This one is from my trip the California this summer. I was driving up this steep hill and loved the way the tree, power lines and shadows all worked together. Earlier I would have edited out the power pole/lines but I’m trying to work with what’s there and learn how to paint more complex scenes.
Here’s the third attempt at the Jekyll Island Marsh scene. I wanted to try it on a linen panel and with a slightly different cropping.
He’s a little painting of the morning fog and mist in Chattanooga with a few cows grazing. I love painting scenes like this because it forces you to intensely look at what you are painting and not fall back on “rules.”
I’ve been in a funk lately and had been staring at this canvas for almost two weeks before jumping in and finishing it. It’s a bit of a mess, but sometimes you have to complete something so you can move on. Or at least I do.
We’ve been having so much rain here in Georgia lately. One Saturday we had a window where was only misting and our family spent some time at a local park. It had been weeks since I painted outside, so I bright my small pochade kit and knocked this out while Evi played.
Holy cow, this one is finally done. I’ve been noodling around with it for almost two years and got to the point where it had to be complete. At 48″ x 48″, this is the largest painting I’ve ever done. The canvas was so large that, after buying it from Hobby Lobby, I could not get it in either of our cars and had to call my Dad to bring his truck so I could get it home. I learned so much over the course of painting it and battled a serious aversion to working large. I’m just so glad it’s done and on our walls…

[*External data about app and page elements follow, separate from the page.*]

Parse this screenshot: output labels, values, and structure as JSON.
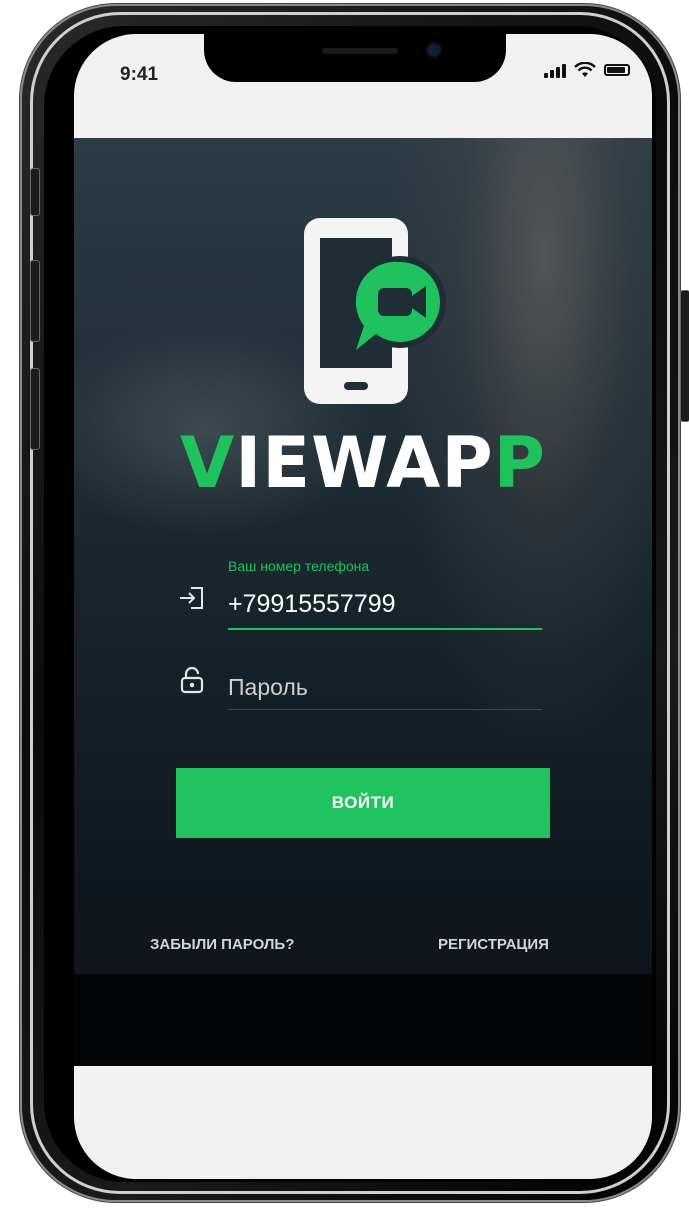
{
  "status_bar": {
    "time": "9:41",
    "icons": [
      "signal-icon",
      "wifi-icon",
      "battery-icon"
    ]
  },
  "app": {
    "brand": {
      "prefix": "V",
      "middle": "IEWAP",
      "suffix": "P"
    },
    "logo_icon": "phone-video-chat-icon",
    "phone_field": {
      "label": "Ваш номер телефона",
      "value": "+79915557799",
      "icon": "login-arrow-icon"
    },
    "password_field": {
      "placeholder": "Пароль",
      "icon": "lock-icon"
    },
    "login_button": "ВОЙТИ",
    "forgot_password": "ЗАБЫЛИ ПАРОЛЬ?",
    "register": "РЕГИСТРАЦИЯ"
  },
  "colors": {
    "accent": "#1fc25d",
    "background_dark": "#152028",
    "text": "#ffffff"
  }
}
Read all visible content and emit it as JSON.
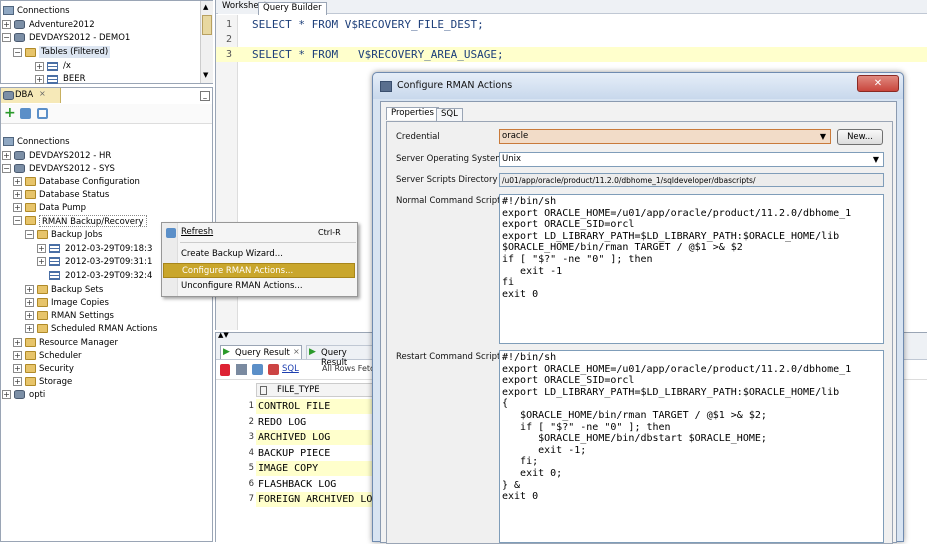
{
  "connections_panel": {
    "root": "Connections",
    "items": [
      "Adventure2012",
      "DEVDAYS2012 - DEMO1",
      "Tables (Filtered)",
      "/x",
      "BEER"
    ]
  },
  "dba_panel": {
    "tab": "DBA",
    "tree": {
      "root": "Connections",
      "hr": "DEVDAYS2012 - HR",
      "sys": "DEVDAYS2012 - SYS",
      "db_config": "Database Configuration",
      "db_status": "Database Status",
      "data_pump": "Data Pump",
      "rman": "RMAN Backup/Recovery",
      "backup_jobs": "Backup Jobs",
      "jobs": [
        "2012-03-29T09:18:3",
        "2012-03-29T09:31:1",
        "2012-03-29T09:32:4"
      ],
      "backup_sets": "Backup Sets",
      "image_copies": "Image Copies",
      "rman_settings": "RMAN Settings",
      "scheduled": "Scheduled RMAN Actions",
      "resource_manager": "Resource Manager",
      "scheduler": "Scheduler",
      "security": "Security",
      "storage": "Storage",
      "opti": "opti"
    }
  },
  "context_menu": {
    "refresh": "Refresh",
    "refresh_shortcut": "Ctrl-R",
    "create_wizard": "Create Backup Wizard...",
    "configure": "Configure RMAN Actions...",
    "unconfigure": "Unconfigure RMAN Actions..."
  },
  "editor": {
    "tabs": [
      "Worksheet",
      "Query Builder"
    ],
    "lines": [
      {
        "num": "1",
        "text": "SELECT * FROM V$RECOVERY_FILE_DEST;"
      },
      {
        "num": "2",
        "text": ""
      },
      {
        "num": "3",
        "text": "SELECT * FROM   V$RECOVERY_AREA_USAGE;"
      }
    ]
  },
  "results": {
    "tabs": [
      "Query Result",
      "Query Result"
    ],
    "toolbar_sql": "SQL",
    "toolbar_status": "All Rows Fetc",
    "column": "FILE_TYPE",
    "rows": [
      {
        "n": "1",
        "v": "CONTROL FILE"
      },
      {
        "n": "2",
        "v": "REDO LOG"
      },
      {
        "n": "3",
        "v": "ARCHIVED LOG"
      },
      {
        "n": "4",
        "v": "BACKUP PIECE"
      },
      {
        "n": "5",
        "v": "IMAGE COPY"
      },
      {
        "n": "6",
        "v": "FLASHBACK LOG"
      },
      {
        "n": "7",
        "v": "FOREIGN ARCHIVED LO"
      }
    ]
  },
  "dialog": {
    "title": "Configure RMAN Actions",
    "tabs": [
      "Properties",
      "SQL"
    ],
    "credential_label": "Credential",
    "credential_value": "oracle",
    "new_button": "New...",
    "os_label": "Server Operating System",
    "os_value": "Unix",
    "scripts_dir_label": "Server Scripts Directory",
    "scripts_dir_value": "/u01/app/oracle/product/11.2.0/dbhome_1/sqldeveloper/dbascripts/",
    "normal_label": "Normal Command Script",
    "normal_script": "#!/bin/sh\nexport ORACLE_HOME=/u01/app/oracle/product/11.2.0/dbhome_1\nexport ORACLE_SID=orcl\nexport LD_LIBRARY_PATH=$LD_LIBRARY_PATH:$ORACLE_HOME/lib\n$ORACLE_HOME/bin/rman TARGET / @$1 >& $2\nif [ \"$?\" -ne \"0\" ]; then\n   exit -1\nfi\nexit 0",
    "restart_label": "Restart Command Script",
    "restart_script": "#!/bin/sh\nexport ORACLE_HOME=/u01/app/oracle/product/11.2.0/dbhome_1\nexport ORACLE_SID=orcl\nexport LD_LIBRARY_PATH=$LD_LIBRARY_PATH:$ORACLE_HOME/lib\n{\n   $ORACLE_HOME/bin/rman TARGET / @$1 >& $2;\n   if [ \"$?\" -ne \"0\" ]; then\n      $ORACLE_HOME/bin/dbstart $ORACLE_HOME;\n      exit -1;\n   fi;\n   exit 0;\n} &\nexit 0"
  },
  "colors": {
    "highlight": "#ffffcc",
    "menu_selected": "#c9a62c",
    "dialog_close": "#c9463d"
  }
}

For perspective, here’s how the size compares to the study (No. 222 from 2013) so you can see proportionally how large it really is. Pretty crazy. Needless to say, I’m back to the small stuff this week.
Here’s a slightly larger version of No. 322. I did not capture what I wanted to with this one but it was a great exercise to work on how light moves across the marsh and trees.